Mark J. Terrill/AP
Pau Gasol, left, of the Los Angeles Lakers, and LeBron James, of the Miami Heat, fight for a rebound during the NBA All-Star Game Sunday. TV ratings for the game were the highest since 2003.
Pau Gasol, left, of the Los Angeles Lakers, and LeBron James, of the Miami Heat, fight for a rebound during the NBA All-Star Game Sunday. TV ratings for the game were the highest since 2003. Mark J. Terrill/AP
Is it possible for white Americans to embrace an NBA that lacks a white American superstar? Buzz Bissinger says no; Kevin Blackistone says they already have. But that's not all they said — the two sportswriters debated the issue on NPR today.
Their discussion was sparked by Bissinger's recent post on The Daily Beast, titled NBA All-Star Game: White Men Can't Root.
Talking with All Things Considered co-host Michele Norris, Bissinger and Blackistone, of AOL Fanhouse, got into the finer points of analyzing sports and fandom through the prism of race. And that, as you might guess, is a discussion that's hard to fit into a radio segment.
The percentage of white players has dropped in the past 30 years — down to around 10 percent, Bissinger says. And many of today's white players, he notes, are European, not American.
Bissinger says that from what he's experienced and what he's read, "It's very difficult at this point for some whites to identify with the game. And I think every race, in whatever sport you do, tend to identify with members of your own race."
But, Blackistone says, "When I go to games around the country, predominantly the ticket-buyers are not of color; they are predominantly white audiences."
And while he acknowledges that racism may play a role in how some fans view sports, Blackistone says that the poor economy, not race, is to blame for ratings slumps that have hit major sports in recent seasons.
As an example, he says, "We know that there are NFL teams that are suffering greatly. And that's because of economics, that's not because most of the rosters are black and most of the fans are white and they don't want to buy tickets any more to see black players."
At the Daily Beast, Bissinger wrote that when he asks white sports fans if they watch NBA games,
In virtually every instance, they say they once watched the game but no longer do. When I ask them if it has anything to do with the racial composition, they do their best to look indignant. But my guess is they felt very differently about the game when Larry Bird and John Stockton were playing.
The names "Bird" and "Stockton" evoke a bygone era, when white players routinely took over games — and took their teams to the playoffs. But to Blackistone, those names also suggest that the NBA portrayed in Bissinger's post isn't today's NBA.
And the culture of today's NBA, Blackistone says, is essentially hip-hop culture.
"You can go to a suburban mall and walk around, and you're going to see white kids walking around with baggy jeans, their underwear hanging out, listening to rap," he says.
"And so I think, to suggest that the NBA turns off white folks is maybe to suggest that it turns off maybe a certain generation of white folks – but certainly not the kids today."

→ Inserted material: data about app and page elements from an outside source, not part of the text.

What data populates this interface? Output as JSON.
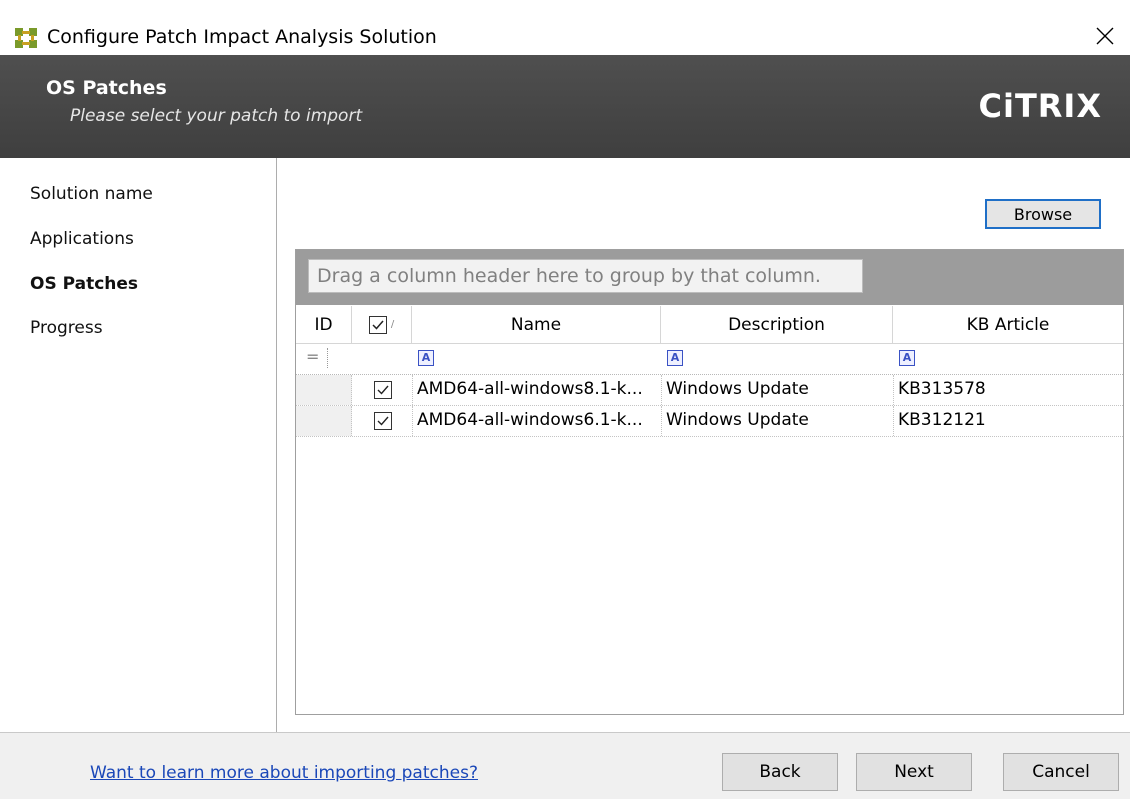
{
  "window": {
    "title": "Configure Patch Impact Analysis Solution"
  },
  "header": {
    "title": "OS Patches",
    "subtitle": "Please select your patch to import",
    "brand": "CiTRIX"
  },
  "sidebar": {
    "items": [
      {
        "label": "Solution name",
        "active": false
      },
      {
        "label": "Applications",
        "active": false
      },
      {
        "label": "OS Patches",
        "active": true
      },
      {
        "label": "Progress",
        "active": false
      }
    ]
  },
  "main": {
    "browse_label": "Browse",
    "grid": {
      "group_hint": "Drag a column header here to group by that column.",
      "columns": {
        "id": "ID",
        "name": "Name",
        "description": "Description",
        "kb": "KB Article"
      },
      "rows": [
        {
          "checked": true,
          "name": "AMD64-all-windows8.1-k...",
          "description": "Windows Update",
          "kb": "KB313578"
        },
        {
          "checked": true,
          "name": "AMD64-all-windows6.1-k...",
          "description": "Windows Update",
          "kb": "KB312121"
        }
      ]
    }
  },
  "footer": {
    "help_link": "Want to learn more about importing patches?",
    "back_label": "Back",
    "next_label": "Next",
    "cancel_label": "Cancel"
  },
  "colors": {
    "header_bg": "#444444",
    "accent": "#1f6fc7",
    "link": "#1a47b8"
  }
}
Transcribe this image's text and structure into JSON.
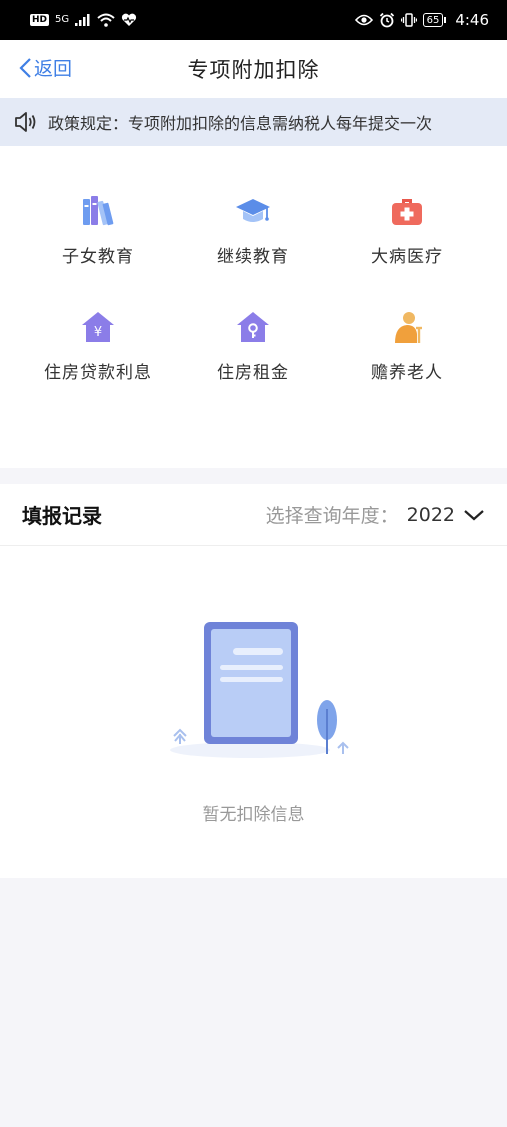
{
  "status_bar": {
    "left_badge": "HD",
    "network": "5G",
    "battery": "65",
    "time": "4:46"
  },
  "nav": {
    "back_label": "返回",
    "title": "专项附加扣除"
  },
  "notice": {
    "text": "政策规定：专项附加扣除的信息需纳税人每年提交一次"
  },
  "categories": [
    {
      "label": "子女教育",
      "icon": "books-icon"
    },
    {
      "label": "继续教育",
      "icon": "graduation-cap-icon"
    },
    {
      "label": "大病医疗",
      "icon": "medical-kit-icon"
    },
    {
      "label": "住房贷款利息",
      "icon": "house-yuan-icon"
    },
    {
      "label": "住房租金",
      "icon": "house-key-icon"
    },
    {
      "label": "赡养老人",
      "icon": "elderly-person-icon"
    }
  ],
  "records": {
    "title": "填报记录",
    "year_label": "选择查询年度：",
    "year_value": "2022",
    "empty_text": "暂无扣除信息"
  },
  "colors": {
    "accent": "#3f7fe5",
    "notice_bg": "#e4eaf6",
    "purple": "#8b7de8",
    "red": "#e8584c"
  }
}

"That I agree with," says Bissinger. "If I had to do the column over, I would have said that I'm talking about my generation – and I'm 56 years old. And people on Twitter, or in responding to the column, have said, you know, 'You're out of touch – young whites love the game.' And I think that well may be true. I'm from a different generation.
"However, I don't think young whites, a lot of them, could afford the games, because they're so expensive."